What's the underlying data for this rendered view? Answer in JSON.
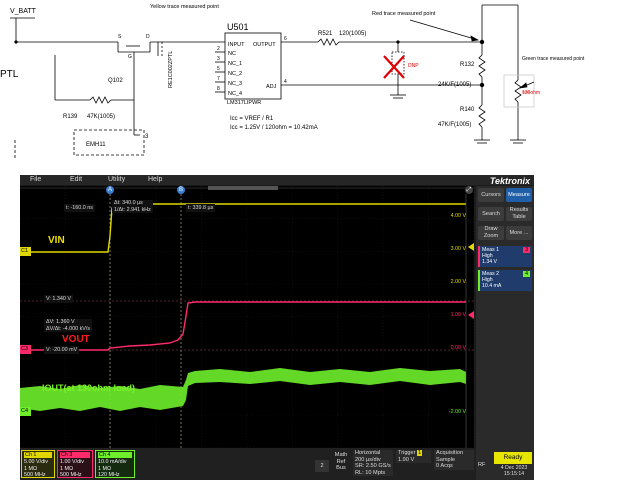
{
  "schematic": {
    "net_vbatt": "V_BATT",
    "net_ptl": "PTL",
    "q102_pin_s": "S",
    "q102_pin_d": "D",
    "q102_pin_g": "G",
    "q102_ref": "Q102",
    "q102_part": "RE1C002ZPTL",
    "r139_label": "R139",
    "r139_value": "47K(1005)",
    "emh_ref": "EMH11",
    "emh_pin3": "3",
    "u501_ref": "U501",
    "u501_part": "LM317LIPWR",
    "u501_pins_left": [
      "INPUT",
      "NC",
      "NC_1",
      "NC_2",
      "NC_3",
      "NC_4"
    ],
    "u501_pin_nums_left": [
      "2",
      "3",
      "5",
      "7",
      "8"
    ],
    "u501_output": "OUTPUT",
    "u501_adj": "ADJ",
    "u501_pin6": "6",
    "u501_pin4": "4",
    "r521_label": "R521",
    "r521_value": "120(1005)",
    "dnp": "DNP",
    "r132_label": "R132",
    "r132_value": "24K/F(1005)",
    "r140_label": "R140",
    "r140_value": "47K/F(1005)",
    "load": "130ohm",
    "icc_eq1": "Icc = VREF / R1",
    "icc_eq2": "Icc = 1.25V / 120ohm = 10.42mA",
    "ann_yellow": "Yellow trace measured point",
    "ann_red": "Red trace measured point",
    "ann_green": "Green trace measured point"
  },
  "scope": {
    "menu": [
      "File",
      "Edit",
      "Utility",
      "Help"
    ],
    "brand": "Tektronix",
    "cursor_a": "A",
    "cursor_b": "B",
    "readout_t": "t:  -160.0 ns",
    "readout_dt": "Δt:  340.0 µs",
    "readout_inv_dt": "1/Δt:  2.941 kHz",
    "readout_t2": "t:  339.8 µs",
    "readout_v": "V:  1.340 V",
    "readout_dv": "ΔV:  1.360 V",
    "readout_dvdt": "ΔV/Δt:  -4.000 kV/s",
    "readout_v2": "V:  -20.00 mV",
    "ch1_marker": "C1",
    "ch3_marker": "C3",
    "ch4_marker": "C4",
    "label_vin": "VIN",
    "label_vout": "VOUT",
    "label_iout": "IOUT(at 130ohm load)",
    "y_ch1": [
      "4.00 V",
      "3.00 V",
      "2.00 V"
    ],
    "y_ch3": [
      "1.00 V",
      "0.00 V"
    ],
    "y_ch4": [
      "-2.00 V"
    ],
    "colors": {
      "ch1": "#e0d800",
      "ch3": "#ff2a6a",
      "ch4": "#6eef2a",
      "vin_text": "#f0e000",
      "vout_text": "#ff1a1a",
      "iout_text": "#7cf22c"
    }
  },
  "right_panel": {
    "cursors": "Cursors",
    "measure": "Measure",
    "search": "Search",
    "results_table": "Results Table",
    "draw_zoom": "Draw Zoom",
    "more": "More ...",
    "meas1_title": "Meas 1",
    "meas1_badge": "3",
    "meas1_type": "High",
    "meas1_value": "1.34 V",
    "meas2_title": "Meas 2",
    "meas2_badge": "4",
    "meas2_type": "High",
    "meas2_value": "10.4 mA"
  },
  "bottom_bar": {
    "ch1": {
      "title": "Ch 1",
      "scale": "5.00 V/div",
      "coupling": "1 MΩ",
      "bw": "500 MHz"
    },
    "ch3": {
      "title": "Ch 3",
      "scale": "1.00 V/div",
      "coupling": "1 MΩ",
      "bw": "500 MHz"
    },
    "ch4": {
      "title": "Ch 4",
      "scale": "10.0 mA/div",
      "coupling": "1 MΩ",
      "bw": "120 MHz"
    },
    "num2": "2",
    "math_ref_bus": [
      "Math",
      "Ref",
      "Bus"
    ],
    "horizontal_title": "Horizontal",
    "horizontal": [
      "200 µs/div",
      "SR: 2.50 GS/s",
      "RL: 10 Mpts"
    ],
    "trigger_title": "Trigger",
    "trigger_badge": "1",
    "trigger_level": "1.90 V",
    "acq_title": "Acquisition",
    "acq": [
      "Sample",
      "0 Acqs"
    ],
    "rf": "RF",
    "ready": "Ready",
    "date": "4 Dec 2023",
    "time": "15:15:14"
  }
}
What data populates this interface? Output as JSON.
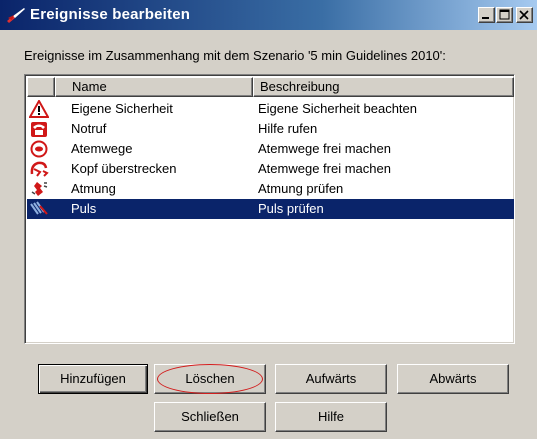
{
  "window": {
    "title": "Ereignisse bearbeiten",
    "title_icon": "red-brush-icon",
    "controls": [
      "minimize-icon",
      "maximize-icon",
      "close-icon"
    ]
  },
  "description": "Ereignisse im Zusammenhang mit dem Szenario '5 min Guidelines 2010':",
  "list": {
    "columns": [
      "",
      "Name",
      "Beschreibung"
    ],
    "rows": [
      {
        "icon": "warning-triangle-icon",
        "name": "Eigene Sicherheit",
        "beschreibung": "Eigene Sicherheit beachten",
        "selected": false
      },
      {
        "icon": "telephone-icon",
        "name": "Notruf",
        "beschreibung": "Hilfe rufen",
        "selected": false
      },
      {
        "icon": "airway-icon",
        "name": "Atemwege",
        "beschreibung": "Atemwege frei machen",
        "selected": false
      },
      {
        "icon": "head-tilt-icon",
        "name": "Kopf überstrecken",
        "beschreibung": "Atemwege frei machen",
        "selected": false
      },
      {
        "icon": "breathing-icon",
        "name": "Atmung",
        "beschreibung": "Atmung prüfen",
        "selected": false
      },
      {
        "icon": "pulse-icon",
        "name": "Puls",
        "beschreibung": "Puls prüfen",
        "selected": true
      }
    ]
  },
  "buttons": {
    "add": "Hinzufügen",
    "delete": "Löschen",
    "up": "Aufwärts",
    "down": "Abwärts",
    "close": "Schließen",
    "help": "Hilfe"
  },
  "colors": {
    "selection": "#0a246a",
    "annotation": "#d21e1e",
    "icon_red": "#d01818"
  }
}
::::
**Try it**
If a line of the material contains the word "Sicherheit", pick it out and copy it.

**Response area**
        "name": "Eigene Sicherheit",
        "beschreibung": "Eigene Sicherheit beachten",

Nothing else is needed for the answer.